But I wouldn’t be a humanities senior if I didn’t stare into, or just slightly off of, these boxes without imagining them framed in a museum, or put in hallways, or dorms, or classrooms. All of health I have problems with, especially mental health, because most services or areas of help are tucked away (3rd floor union, Wellness Zone in the back) out of reach/sight and they aren’t often advertised (well or enough). What if we could hang these modern art pieces, because to me that’s partially what they are, all around campus during the winter and flood everyone (albeit this is problematic) with artificial sunlight. A bit much, no? maybe not?

What does it mean for a square of designed stuff to cause happiness? Or destroy sadness? I mean, I partially don’t believe it still– but it works. So what’s to say? “Well this artwork affects me so much that I just have an overwhelming sense of OK.” If I were an artist, this would be my art.

When talking with friends, however, when they ask me how I’m doing this week, I’ve replied, “THESE SUNLIGHT BOXES OF JOY.” It gets people thinking and many have reached out for more information. When I feel this way its a problem, but when all of my friends act this way and try to unpack their feelings, its overwhelming, problematic, and we need the sun to come back.
This experience for me has been life-changing. Every morning I go to CAPS on the third floor of the union, next to where I work (Spectrum Center), and read or write (like now) in front of a light box. Everyday I leave a bit giggly (sunlight always makes me WAY happy) to live my life.

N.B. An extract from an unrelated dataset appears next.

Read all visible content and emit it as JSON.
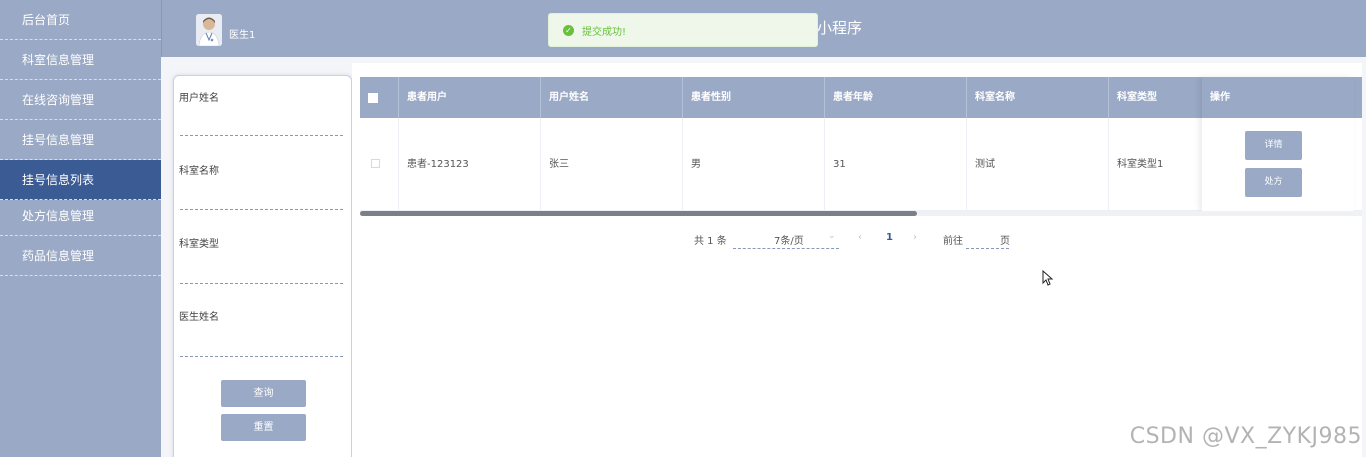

It’s important to talk about success. It’s important to share success.

And my success is feeling amazing.